I recently read an article published by Jessica Liebman, an Executive Managing Editor at Business Insider. According to Business Insider, Jessica has hired hundreds of people into their company. Jessica’s article was titled “I’ve been hiring people for 10 years, and I still swear by a simple rule: If someone doesn’t send a thank-you email, don’t hire them.” In the article, Jessica states “as a hiring manager, you should always expect a thank-you email, and you should never make an offer to someone who neglected to send one.”
I firmly disagree with Jessica’s stance. A thank you note in no way should determine whether you hire a candidate or not. If anything, it should be accepted as a nice gesture from an eager potential employee. Hiring managers should make their decisions based off of relevant work experience, company leadership principles, company culture and the bar they’re looking to set for the role. I believe that allowing candidate’s offer/no offer status to depend upon a thank you note is a discriminatory practice and could land you in hot water.
Even though I find Jessica’s stance problematic, I’m glad that she wrote the article. I say that for one simple reason: she isn’t the only executive that thinks this way. In some way, shape or form, someone else as Jessica’s company taught, cosigned or went along with this behavior. This practice didn’t just come out of thin air.
I am confident that there are other people in positions of power that exercise these kinds of discriminatory hiring practices. The difference is that many people wouldn’t admit to doing such a thing. Instead, they will continue to discriminate against applicants behind closed doors, within the confines of their workspace that allows them to do so.
Going forward, I will encourage my clients, friends and family to send a thank you note when they really want the job. If there are employers that could potentially use this as a deciding factor when making offers, why risk it? In my experience, I’ve never seen a thank you note hurt someone’s chances of getting a job. If anything, it may just work as a last-ditch effort to show the employer that you really want the position.
At this point, you may be thinking to yourself “Tyler, why would I want to work somewhere that exercises these kinds of hiring practices?”
I understand that 100%! No one wants to work at a company that isn’t fair or consistent in their approach to assessing potential employees. But the truth is that some employers find ways to screen out candidates that aren’t always fair and consistent. Unfortunately, some companies don’t take an organized approach to assessing talent. It’s a harsh truth. With this being the case, you should do everything in your power to ensure you are taken seriously.
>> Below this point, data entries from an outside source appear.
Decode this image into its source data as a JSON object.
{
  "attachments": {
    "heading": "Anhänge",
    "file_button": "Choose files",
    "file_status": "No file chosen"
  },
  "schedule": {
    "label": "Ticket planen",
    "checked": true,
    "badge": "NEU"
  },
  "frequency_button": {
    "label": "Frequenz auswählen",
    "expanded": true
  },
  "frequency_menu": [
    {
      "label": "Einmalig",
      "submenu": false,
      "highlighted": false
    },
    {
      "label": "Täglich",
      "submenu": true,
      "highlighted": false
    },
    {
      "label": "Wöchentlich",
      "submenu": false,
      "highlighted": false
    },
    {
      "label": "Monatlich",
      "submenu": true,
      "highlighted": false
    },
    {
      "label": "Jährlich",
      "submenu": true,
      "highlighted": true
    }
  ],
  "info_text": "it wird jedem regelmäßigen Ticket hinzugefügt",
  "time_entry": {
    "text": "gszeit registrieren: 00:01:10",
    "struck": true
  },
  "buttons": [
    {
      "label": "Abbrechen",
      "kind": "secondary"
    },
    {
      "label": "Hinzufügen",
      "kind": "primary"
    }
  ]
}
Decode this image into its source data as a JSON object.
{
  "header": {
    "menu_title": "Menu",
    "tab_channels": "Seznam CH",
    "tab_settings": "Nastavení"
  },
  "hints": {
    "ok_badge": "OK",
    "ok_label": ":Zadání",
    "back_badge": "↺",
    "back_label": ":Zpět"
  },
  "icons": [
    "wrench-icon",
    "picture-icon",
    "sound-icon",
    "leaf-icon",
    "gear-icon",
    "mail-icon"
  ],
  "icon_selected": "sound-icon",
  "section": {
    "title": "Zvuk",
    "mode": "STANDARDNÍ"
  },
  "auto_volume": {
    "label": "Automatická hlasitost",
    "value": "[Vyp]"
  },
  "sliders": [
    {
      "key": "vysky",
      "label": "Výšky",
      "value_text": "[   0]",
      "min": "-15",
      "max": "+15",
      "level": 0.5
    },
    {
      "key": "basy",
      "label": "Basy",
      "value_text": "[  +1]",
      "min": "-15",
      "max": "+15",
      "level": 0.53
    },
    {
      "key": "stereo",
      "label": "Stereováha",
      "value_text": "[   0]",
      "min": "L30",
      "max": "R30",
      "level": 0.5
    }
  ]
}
In my experience as an interviewer and hiring manager I have never (and will never) allow a thank you email to determine whether I give someone a “thumbs up” or “thumbs down”. After interviewing a candidate I carefully asses their responses, my notes, their experience and my companies hiring bar along with the expectations for the job before making a decision. I believe my method to be sound, but not universal. By this I mean that there are human resources professionals and hiring managers throughout the U.S. that go about this process differently.
In closing, I firmly believe that a company should strive to have fair and consistent hiring practices that revolve around their business needs and culture. These practices should be clear and communicated efficiently throughout the business.
For job seekers, adopt a new rule! If you really want the job, send a thank you note after the interview. It’s hard for you as an outsider to really know the hiring practices of a company. Jessica’s article shows that some companies may see this as a “must have” when assessing talent. I say new rule because in the past a thank you note has been seen as a nice gesture but now I think job seekers should make it a rule to live by. If you want the job and have the time, send the note!